Two members of the Russian feminist punk band Pussy Riot are serving a two years sentence, but it doesn’t stop the band to keep on criticizing Putin. On the contrary, they just released a new video “Like a red prison” with the Russian Oil Industry as a new target. In the video they dance on an oil pipe and throw oil at a picture of Igor Sechin, chairman of state oil giant Rosneft. Putin is compared to an Iranian ayatollah and the Roman Catholic church to the United Arab Emirates.
Dimitry Medvedev, the Russian prime minister, is certainly not a fan of Pussy Riot but he wants the punk band to be freed, saying further time in prison would be “unproductive.” He believes that suspended sentences would have been sufficient for the women and added that the “hysteria” that had accompanied the coverage of their case – which has made headlines around the world – had left him sickened (BBC News).

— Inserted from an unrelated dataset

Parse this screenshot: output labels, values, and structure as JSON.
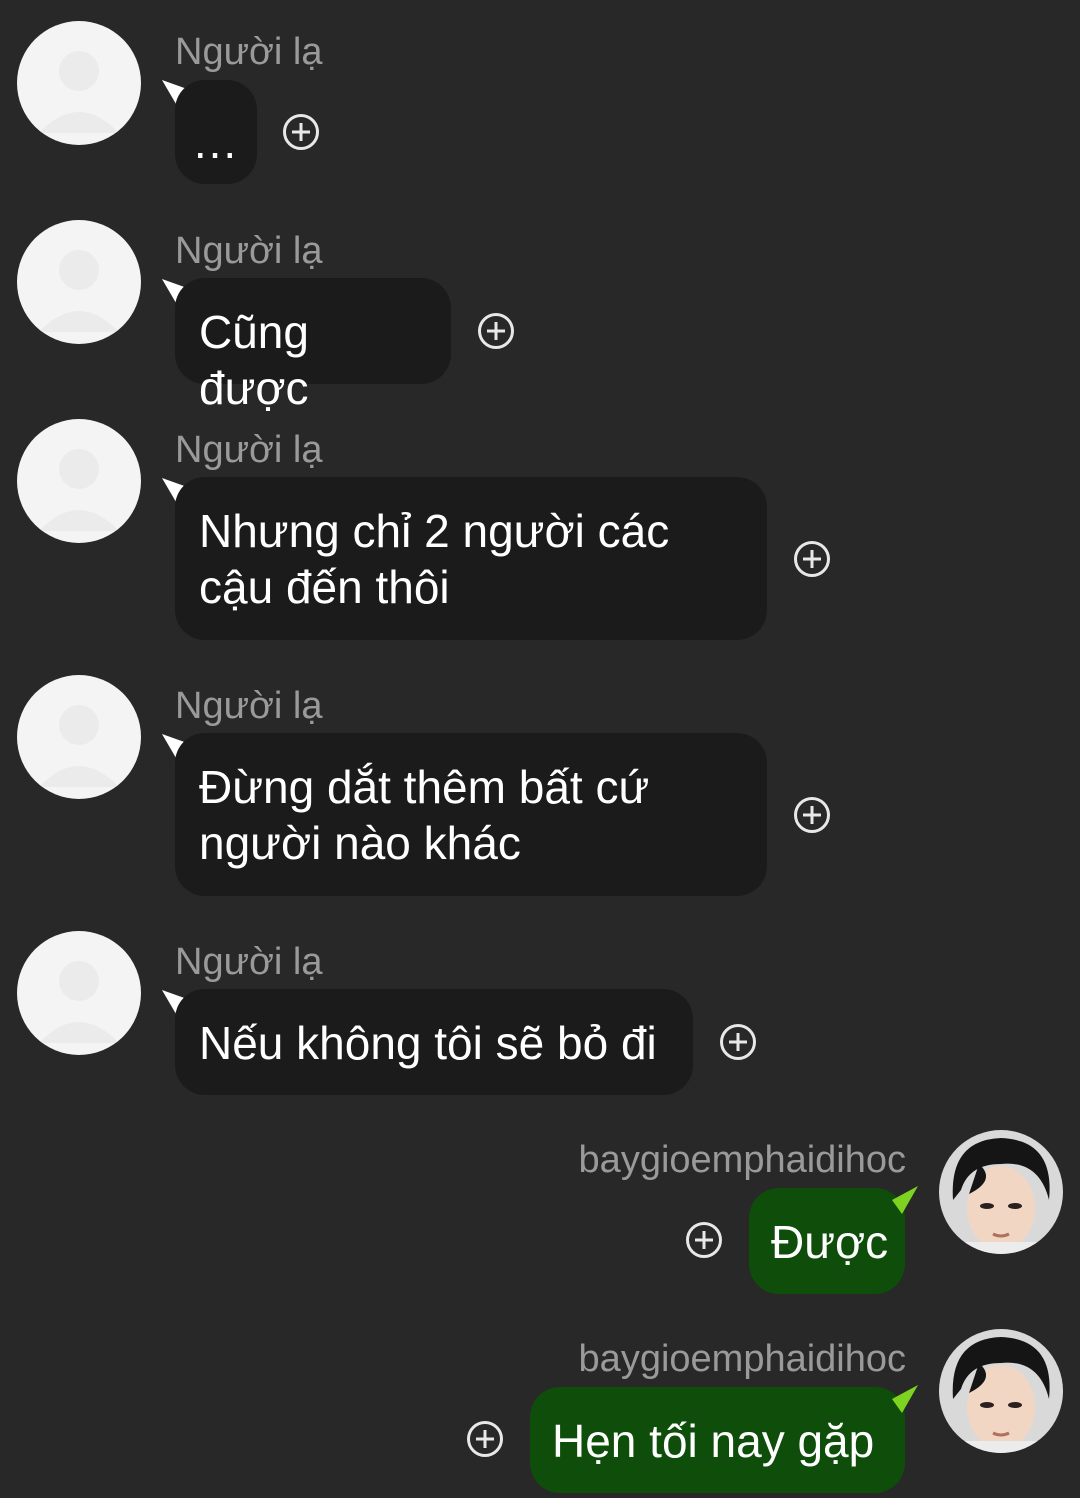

Three members of the band are sentenced to two years in prison. The case comes up for appeal on 1 October. As we can see in the video below, the other members of Pussy Riot won’t give up the fight.
Three members of the Russian female punk group Pussy Riot – see also an earlier post on News and Noise – are on trial on hooliganism charges. For transparency, the court will broadcast the hearing on the 30th of July live on the internet (Times Live). At a closed hearing a motion is approved by state prosecutors to keep the girls in pretrial detention until Jan. 12, 2013. This is more than nine months after they were arrested (The Moscow Times). Experts, artists and musicians are openly showing their support for the band members.
On March 4 the presidential elections will be held in Russia. Current prime minister, Vladimir Putin, who was elected in 2000 and 2008, is the main candidate. Since December last year after the parliamentary elections – according to the Organization for Security and Co-operation in Europe (OSCE) there was a widespread fraud in favor of the ruling party – thousands of demonstrators protested against the results of the polls and lots of them want to get rid of Putin. Putin has never experienced popular protests like these before. There seem to be no freedom of speech and opposition protesters aren’t very welcome – even if they’re 5cm high and made of plastic. This doesn’t stop people from making songs and video-clips to do some serious (and funny) Putin-bashing. Here are a few examples.